#### What to work on
Please show every line from the entries that carries the word "System".

Page and application data records
————

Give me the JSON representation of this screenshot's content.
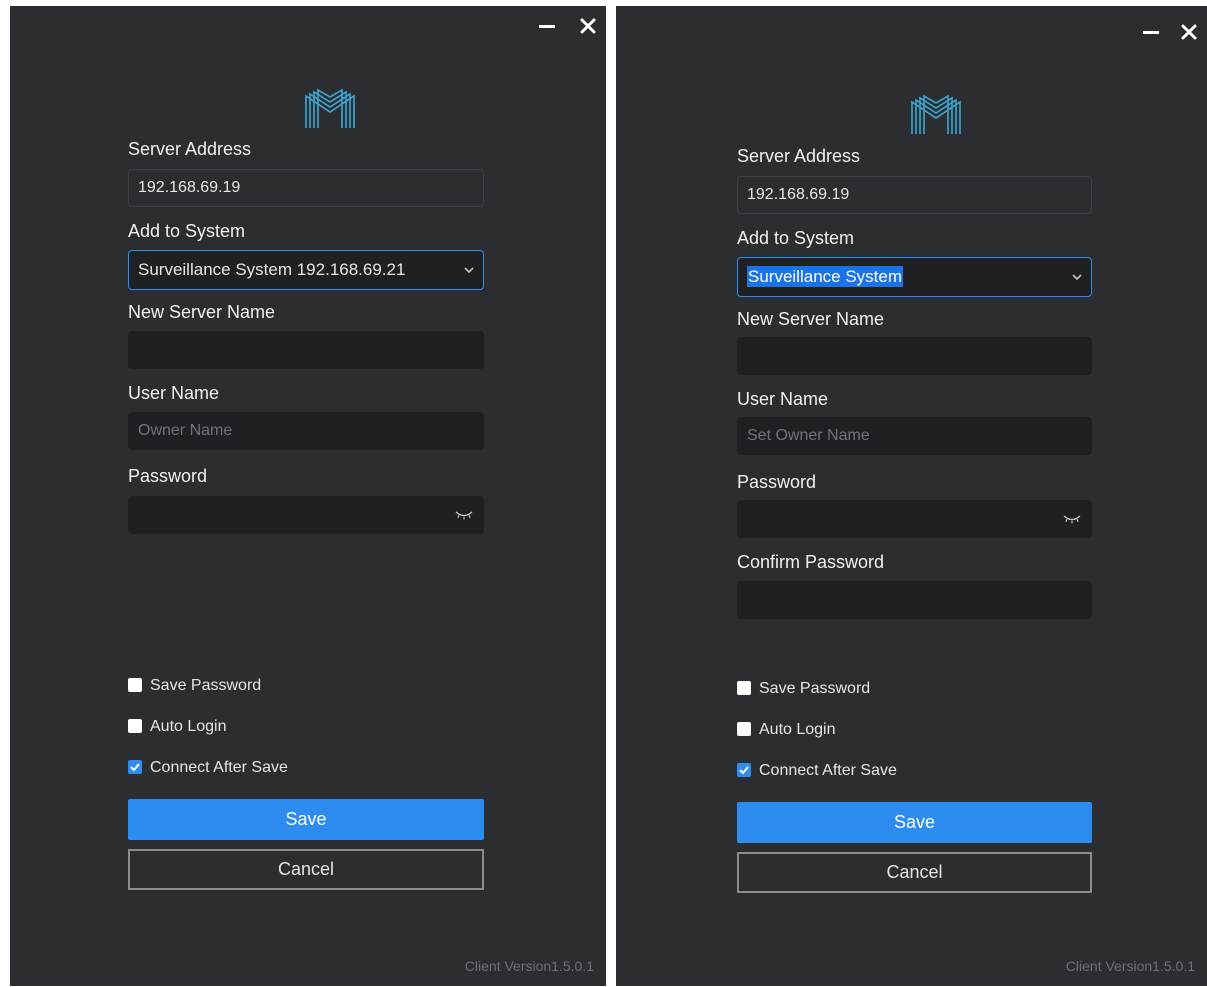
{
  "left_dialog": {
    "server_address_label": "Server Address",
    "server_address_value": "192.168.69.19",
    "add_to_system_label": "Add to System",
    "add_to_system_value": "Surveillance System 192.168.69.21",
    "new_server_name_label": "New Server Name",
    "new_server_name_value": "",
    "user_name_label": "User Name",
    "user_name_placeholder": "Owner Name",
    "password_label": "Password",
    "save_password_label": "Save Password",
    "save_password_checked": false,
    "auto_login_label": "Auto Login",
    "auto_login_checked": false,
    "connect_after_save_label": "Connect After Save",
    "connect_after_save_checked": true,
    "save_label": "Save",
    "cancel_label": "Cancel",
    "version": "Client Version1.5.0.1"
  },
  "right_dialog": {
    "server_address_label": "Server Address",
    "server_address_value": "192.168.69.19",
    "add_to_system_label": "Add to System",
    "add_to_system_value": "Surveillance System",
    "new_server_name_label": "New Server Name",
    "new_server_name_value": "",
    "user_name_label": "User Name",
    "user_name_placeholder": "Set Owner Name",
    "password_label": "Password",
    "confirm_password_label": "Confirm Password",
    "save_password_label": "Save Password",
    "save_password_checked": false,
    "auto_login_label": "Auto Login",
    "auto_login_checked": false,
    "connect_after_save_label": "Connect After Save",
    "connect_after_save_checked": true,
    "save_label": "Save",
    "cancel_label": "Cancel",
    "version": "Client Version1.5.0.1"
  },
  "icons": {
    "minimize": "minimize-icon",
    "close": "close-icon",
    "logo": "m-logo-icon",
    "dropdown": "chevron-down-icon",
    "password_visibility": "eye-closed-icon",
    "checkbox_checked": "checkmark-icon"
  },
  "colors": {
    "panel_bg": "#2b2d31",
    "input_bg": "#1f2023",
    "accent": "#2d8cf0",
    "logo": "#3ba9d6"
  }
}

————

#### Reply to the exercise
    "add_to_system_label": "Add to System",
    "add_to_system_value": "Surveillance System 192.168.69.21",
    "add_to_system_label": "Add to System",
    "add_to_system_value": "Surveillance System",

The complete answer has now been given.